┌────────

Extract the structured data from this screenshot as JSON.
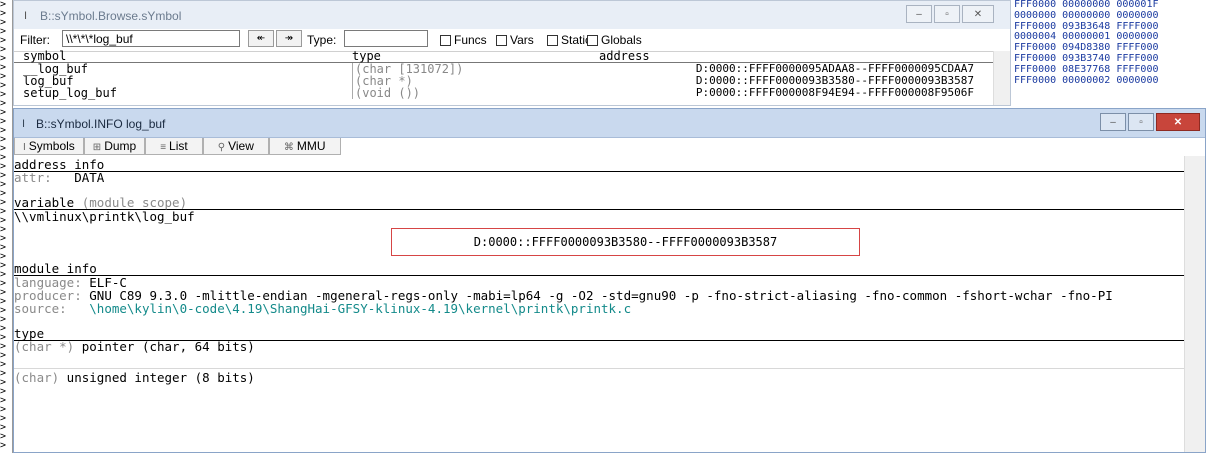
{
  "gutter": {
    "glyphs": [
      ">",
      ">",
      ">",
      ">",
      ">",
      ">",
      ">",
      ">",
      ">",
      ">",
      ">",
      ">",
      ">",
      ">",
      ">",
      ">",
      ">",
      ">",
      ">",
      ">",
      ">",
      ">",
      ">",
      ">",
      ">",
      ">",
      ">",
      ">",
      ">",
      ">",
      ">",
      ">",
      ">",
      ">",
      ">",
      ">",
      ">",
      ">",
      ">",
      ">",
      ">",
      ">",
      ">",
      ">",
      ">",
      ">",
      ">",
      ">",
      ">",
      ">"
    ]
  },
  "hex_panel": {
    "rows": [
      "FFF0000 00000000 000001F",
      "0000000 00000000 0000000",
      "FFF0000 093B3648 FFFF000",
      "0000004 00000001 0000000",
      "FFF0000 094D8380 FFFF000",
      "FFF0000 093B3740 FFFF000",
      "FFF0000 08E37768 FFFF000",
      "FFF0000 00000002 0000000"
    ]
  },
  "browse": {
    "title": "B::sYmbol.Browse.sYmbol",
    "filter_label": "Filter:",
    "filter_value": "\\\\*\\*\\*log_buf",
    "type_label": "Type:",
    "checkboxes": [
      "Funcs",
      "Vars",
      "Statics",
      "Globals"
    ],
    "columns": {
      "symbol": "symbol",
      "type": "type",
      "address": "address"
    },
    "rows": [
      {
        "symbol": "__log_buf",
        "type": "(char [131072])",
        "address": "D:0000::FFFF0000095ADAA8--FFFF0000095CDAA7"
      },
      {
        "symbol": "log_buf",
        "type": "(char *)",
        "address": "D:0000::FFFF0000093B3580--FFFF0000093B3587"
      },
      {
        "symbol": "setup_log_buf",
        "type": "(void ())",
        "address": "P:0000::FFFF000008F94E94--FFFF000008F9506F"
      }
    ]
  },
  "info": {
    "title": "B::sYmbol.INFO log_buf",
    "tabs": [
      {
        "label": "Symbols",
        "icon": "I"
      },
      {
        "label": "Dump",
        "icon": "⊞"
      },
      {
        "label": "List",
        "icon": "≡"
      },
      {
        "label": "View",
        "icon": "⚲"
      },
      {
        "label": "MMU",
        "icon": "⌘"
      }
    ],
    "address_info": {
      "heading": "address info",
      "attr_label": "attr:",
      "attr_value": "DATA"
    },
    "variable": {
      "heading": "variable",
      "scope": "(module scope)",
      "path": "\\\\vmlinux\\printk\\log_buf"
    },
    "highlighted_address": "D:0000::FFFF0000093B3580--FFFF0000093B3587",
    "module_info": {
      "heading": "module info",
      "language_label": "language:",
      "language_value": "ELF-C",
      "producer_label": "producer:",
      "producer_value": "GNU C89 9.3.0 -mlittle-endian -mgeneral-regs-only -mabi=lp64 -g -O2 -std=gnu90 -p -fno-strict-aliasing -fno-common -fshort-wchar -fno-PI",
      "source_label": "source:",
      "source_value": "\\home\\kylin\\0-code\\4.19\\ShangHai-GFSY-klinux-4.19\\kernel\\printk\\printk.c"
    },
    "type": {
      "heading": "type",
      "line1_prefix": "(char *)",
      "line1_rest": " pointer (char, 64 bits)",
      "line2_prefix": "(char)",
      "line2_rest": " unsigned integer (8 bits)"
    }
  },
  "icons": {
    "window": "info-i-icon",
    "minimize": "minimize-icon",
    "maximize": "maximize-icon",
    "close": "close-icon",
    "find_prev": "arrow-left-icon",
    "find_next": "arrow-right-icon"
  },
  "colors": {
    "highlight_border": "#d64545",
    "source_path": "#138a8a",
    "hex_text": "#1a3aa0",
    "close_button": "#c8453b"
  }
}
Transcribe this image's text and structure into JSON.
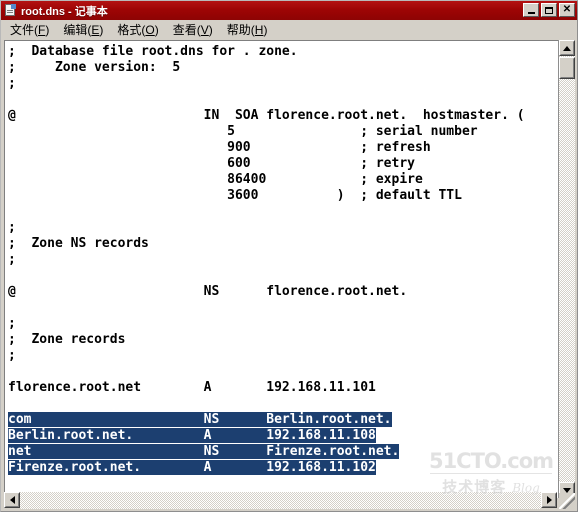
{
  "window": {
    "title": "root.dns - 记事本",
    "icon": "notepad-document-icon",
    "titlebar_color": "#9e0505",
    "controls": {
      "minimize_label": "_",
      "maximize_label": "□",
      "close_label": "✕"
    }
  },
  "menubar": {
    "items": [
      {
        "name": "file",
        "label": "文件",
        "accel": "F"
      },
      {
        "name": "edit",
        "label": "编辑",
        "accel": "E"
      },
      {
        "name": "format",
        "label": "格式",
        "accel": "O"
      },
      {
        "name": "view",
        "label": "查看",
        "accel": "V"
      },
      {
        "name": "help",
        "label": "帮助",
        "accel": "H"
      }
    ]
  },
  "editor": {
    "selection_color": "#1c3f70",
    "selection_text_color": "#ffffff",
    "lines": [
      {
        "text": ";  Database file root.dns for . zone.",
        "selected": false
      },
      {
        "text": ";     Zone version:  5",
        "selected": false
      },
      {
        "text": ";",
        "selected": false
      },
      {
        "text": "",
        "selected": false
      },
      {
        "text": "@                        IN  SOA florence.root.net.  hostmaster. (",
        "selected": false
      },
      {
        "text": "                            5                ; serial number",
        "selected": false
      },
      {
        "text": "                            900              ; refresh",
        "selected": false
      },
      {
        "text": "                            600              ; retry",
        "selected": false
      },
      {
        "text": "                            86400            ; expire",
        "selected": false
      },
      {
        "text": "                            3600          )  ; default TTL",
        "selected": false
      },
      {
        "text": "",
        "selected": false
      },
      {
        "text": ";",
        "selected": false
      },
      {
        "text": ";  Zone NS records",
        "selected": false
      },
      {
        "text": ";",
        "selected": false
      },
      {
        "text": "",
        "selected": false
      },
      {
        "text": "@                        NS      florence.root.net.",
        "selected": false
      },
      {
        "text": "",
        "selected": false
      },
      {
        "text": ";",
        "selected": false
      },
      {
        "text": ";  Zone records",
        "selected": false
      },
      {
        "text": ";",
        "selected": false
      },
      {
        "text": "",
        "selected": false
      },
      {
        "text": "florence.root.net        A       192.168.11.101",
        "selected": false
      },
      {
        "text": "",
        "selected": false
      },
      {
        "text": "com                      NS      Berlin.root.net.",
        "selected": true
      },
      {
        "text": "Berlin.root.net.         A       192.168.11.108",
        "selected": true
      },
      {
        "text": "net                      NS      Firenze.root.net.",
        "selected": true
      },
      {
        "text": "Firenze.root.net.        A       192.168.11.102",
        "selected": true
      }
    ]
  },
  "scrollbars": {
    "vertical": {
      "up_arrow": "▲",
      "down_arrow": "▼",
      "thumb_position_percent": 4
    },
    "horizontal": {
      "left_arrow": "◄",
      "right_arrow": "►"
    }
  },
  "watermark": {
    "main": "51CTO.com",
    "cn": "技术博客",
    "en": "Blog"
  }
}
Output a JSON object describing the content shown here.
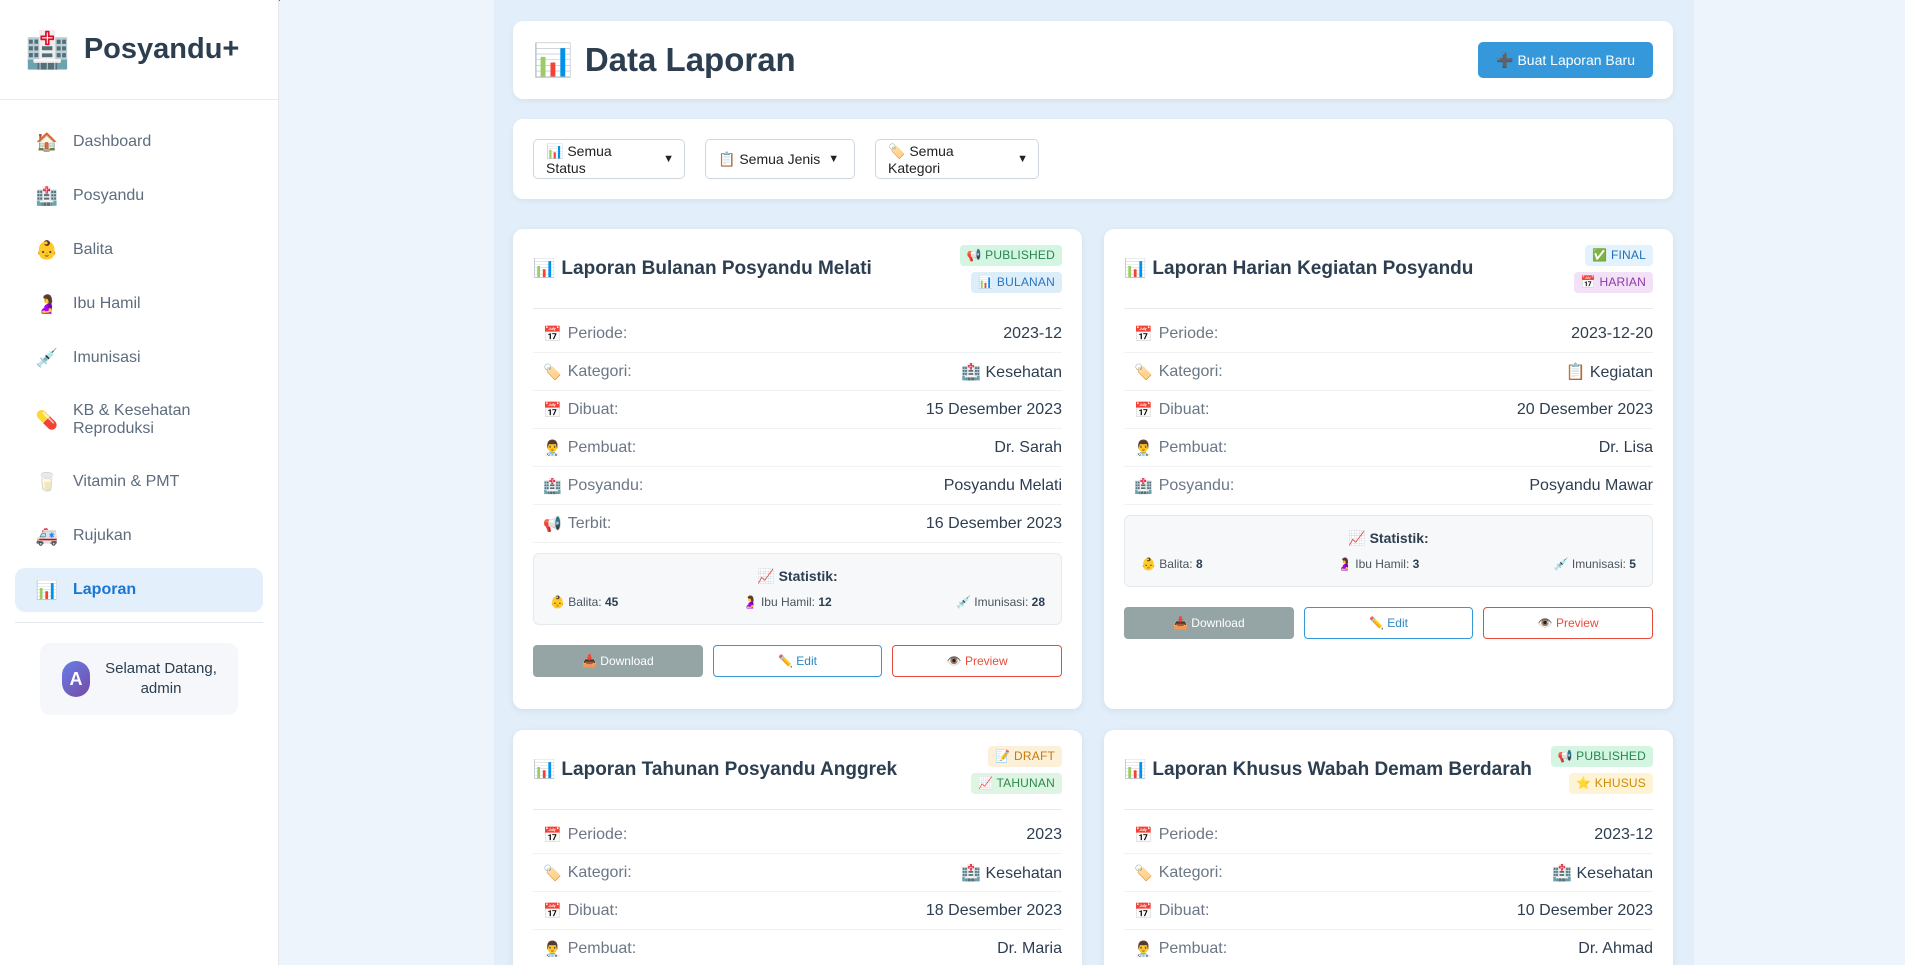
{
  "app": {
    "brand_icon": "hospital-icon",
    "brand_glyph": "🏥",
    "name": "Posyandu+"
  },
  "sidebar": {
    "items": [
      {
        "label": "Dashboard",
        "icon": "house-icon",
        "glyph": "🏠"
      },
      {
        "label": "Posyandu",
        "icon": "hospital-icon",
        "glyph": "🏥"
      },
      {
        "label": "Balita",
        "icon": "baby-icon",
        "glyph": "👶"
      },
      {
        "label": "Ibu Hamil",
        "icon": "pregnant-woman-icon",
        "glyph": "🤰"
      },
      {
        "label": "Imunisasi",
        "icon": "syringe-icon",
        "glyph": "💉"
      },
      {
        "label": "KB & Kesehatan Reproduksi",
        "icon": "pill-icon",
        "glyph": "💊"
      },
      {
        "label": "Vitamin & PMT",
        "icon": "milk-glass-icon",
        "glyph": "🥛"
      },
      {
        "label": "Rujukan",
        "icon": "ambulance-icon",
        "glyph": "🚑"
      },
      {
        "label": "Laporan",
        "icon": "bar-chart-icon",
        "glyph": "📊",
        "active": true
      }
    ],
    "user": {
      "avatar_letter": "A",
      "greeting": "Selamat Datang, admin"
    }
  },
  "header": {
    "title_glyph": "📊",
    "title": "Data Laporan",
    "new_button": "➕ Buat Laporan Baru"
  },
  "filters": {
    "status": "📊 Semua Status",
    "jenis": "📋 Semua Jenis",
    "kategori": "🏷️ Semua Kategori"
  },
  "labels": {
    "periode": "Periode:",
    "kategori": "Kategori:",
    "dibuat": "Dibuat:",
    "pembuat": "Pembuat:",
    "posyandu": "Posyandu:",
    "terbit": "Terbit:",
    "statistik": "📈 Statistik:",
    "balita": "👶 Balita:",
    "ibu_hamil": "🤰 Ibu Hamil:",
    "imunisasi": "💉 Imunisasi:",
    "download": "📥 Download",
    "edit": "✏️ Edit",
    "preview": "👁️ Preview"
  },
  "reports": [
    {
      "title": "Laporan Bulanan Posyandu Melati",
      "status_badge": "📢 PUBLISHED",
      "type_badge": "📊 BULANAN",
      "periode": "2023-12",
      "kategori": "🏥 Kesehatan",
      "dibuat": "15 Desember 2023",
      "pembuat": "Dr. Sarah",
      "posyandu": "Posyandu Melati",
      "terbit": "16 Desember 2023",
      "stats": {
        "balita": "45",
        "ibu_hamil": "12",
        "imunisasi": "28"
      }
    },
    {
      "title": "Laporan Harian Kegiatan Posyandu",
      "status_badge": "✅ FINAL",
      "type_badge": "📅 HARIAN",
      "periode": "2023-12-20",
      "kategori": "📋 Kegiatan",
      "dibuat": "20 Desember 2023",
      "pembuat": "Dr. Lisa",
      "posyandu": "Posyandu Mawar",
      "stats": {
        "balita": "8",
        "ibu_hamil": "3",
        "imunisasi": "5"
      }
    },
    {
      "title": "Laporan Tahunan Posyandu Anggrek",
      "status_badge": "📝 DRAFT",
      "type_badge": "📈 TAHUNAN",
      "periode": "2023",
      "kategori": "🏥 Kesehatan",
      "dibuat": "18 Desember 2023",
      "pembuat": "Dr. Maria"
    },
    {
      "title": "Laporan Khusus Wabah Demam Berdarah",
      "status_badge": "📢 PUBLISHED",
      "type_badge": "⭐ KHUSUS",
      "periode": "2023-12",
      "kategori": "🏥 Kesehatan",
      "dibuat": "10 Desember 2023",
      "pembuat": "Dr. Ahmad"
    }
  ]
}
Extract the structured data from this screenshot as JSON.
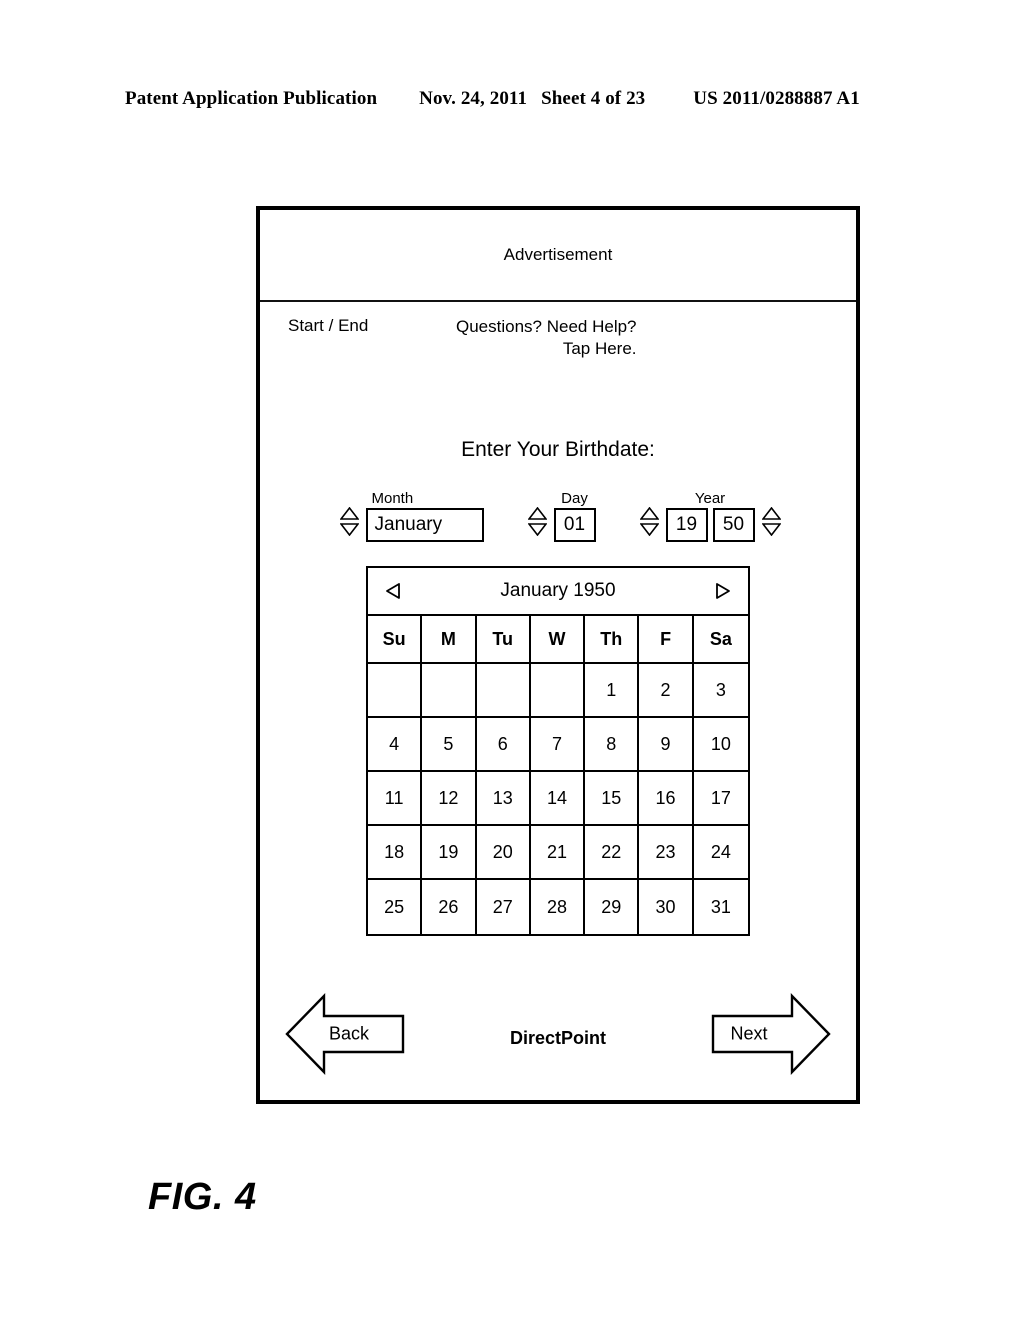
{
  "page_header": {
    "publication": "Patent Application Publication",
    "date": "Nov. 24, 2011",
    "sheet": "Sheet 4 of 23",
    "patent_number": "US 2011/0288887 A1"
  },
  "figure": {
    "caption": "FIG. 4"
  },
  "screen": {
    "advertisement": "Advertisement",
    "start_end": "Start / End",
    "help_line1": "Questions? Need Help?",
    "help_line2": "Tap Here.",
    "heading": "Enter Your Birthdate:"
  },
  "birthdate_form": {
    "month": {
      "label": "Month",
      "value": "January",
      "up_icon": "triangle-up-icon",
      "down_icon": "triangle-down-icon"
    },
    "day": {
      "label": "Day",
      "value": "01",
      "up_icon": "triangle-up-icon",
      "down_icon": "triangle-down-icon"
    },
    "year": {
      "label": "Year",
      "century_value": "19",
      "decade_value": "50",
      "left_up_icon": "triangle-up-icon",
      "left_down_icon": "triangle-down-icon",
      "right_up_icon": "triangle-up-icon",
      "right_down_icon": "triangle-down-icon"
    }
  },
  "calendar": {
    "title": "January 1950",
    "prev_icon": "triangle-left-icon",
    "next_icon": "triangle-right-icon",
    "day_headers": [
      "Su",
      "M",
      "Tu",
      "W",
      "Th",
      "F",
      "Sa"
    ],
    "weeks": [
      [
        "",
        "",
        "",
        "",
        "1",
        "2",
        "3"
      ],
      [
        "4",
        "5",
        "6",
        "7",
        "8",
        "9",
        "10"
      ],
      [
        "11",
        "12",
        "13",
        "14",
        "15",
        "16",
        "17"
      ],
      [
        "18",
        "19",
        "20",
        "21",
        "22",
        "23",
        "24"
      ],
      [
        "25",
        "26",
        "27",
        "28",
        "29",
        "30",
        "31"
      ]
    ]
  },
  "navigation": {
    "back_label": "Back",
    "next_label": "Next",
    "brand": "DirectPoint"
  },
  "colors": {
    "ink": "#000000",
    "paper": "#ffffff"
  }
}
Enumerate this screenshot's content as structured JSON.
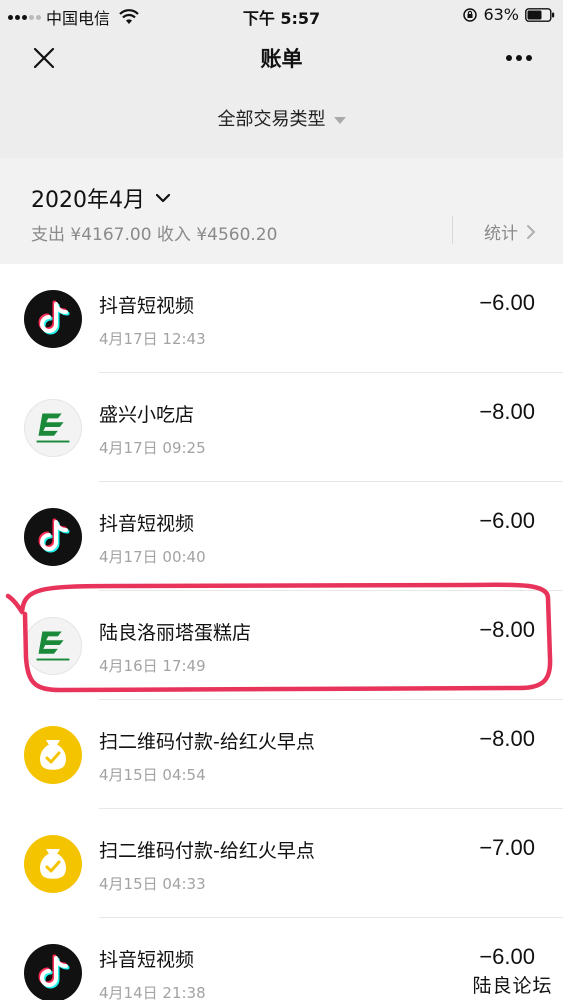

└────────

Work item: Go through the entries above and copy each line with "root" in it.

Answer space:
    "title": "root.dns - 记事本",
        "text": ";  Database file root.dns for . zone.",
        "text": "@                        IN  SOA florence.root.net.  hostmaster. (",
        "text": "@                        NS      florence.root.net.",
        "text": "florence.root.net        A       192.168.11.101",
        "text": "com                      NS      Berlin.root.net.",
        "text": "Berlin.root.net.         A       192.168.11.108",
        "text": "net                      NS      Firenze.root.net.",
        "text": "Firenze.root.net.        A       192.168.11.102",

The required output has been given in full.